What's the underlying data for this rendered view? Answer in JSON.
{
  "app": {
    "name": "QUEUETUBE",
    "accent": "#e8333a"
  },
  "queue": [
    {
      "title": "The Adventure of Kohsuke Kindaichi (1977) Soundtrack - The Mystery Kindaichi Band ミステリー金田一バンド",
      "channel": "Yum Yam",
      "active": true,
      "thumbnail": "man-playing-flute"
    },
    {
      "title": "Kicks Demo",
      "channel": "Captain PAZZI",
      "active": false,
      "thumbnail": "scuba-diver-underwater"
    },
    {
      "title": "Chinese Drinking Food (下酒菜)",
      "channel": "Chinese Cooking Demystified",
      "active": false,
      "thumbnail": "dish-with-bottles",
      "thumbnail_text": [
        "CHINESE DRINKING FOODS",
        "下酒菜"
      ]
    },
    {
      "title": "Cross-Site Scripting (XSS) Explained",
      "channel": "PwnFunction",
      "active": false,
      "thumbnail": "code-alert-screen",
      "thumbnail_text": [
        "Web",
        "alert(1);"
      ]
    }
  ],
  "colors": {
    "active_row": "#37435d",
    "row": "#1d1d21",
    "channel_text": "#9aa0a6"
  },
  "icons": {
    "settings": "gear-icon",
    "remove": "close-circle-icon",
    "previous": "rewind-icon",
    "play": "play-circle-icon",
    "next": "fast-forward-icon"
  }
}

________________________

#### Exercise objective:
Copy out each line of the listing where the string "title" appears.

#### Completed task:
      "title": "The Adventure of Kohsuke Kindaichi (1977) Soundtrack - The Mystery Kindaichi Band ミステリー金田一バンド",
      "title": "Kicks Demo",
      "title": "Chinese Drinking Food (下酒菜)",
      "title": "Cross-Site Scripting (XSS) Explained",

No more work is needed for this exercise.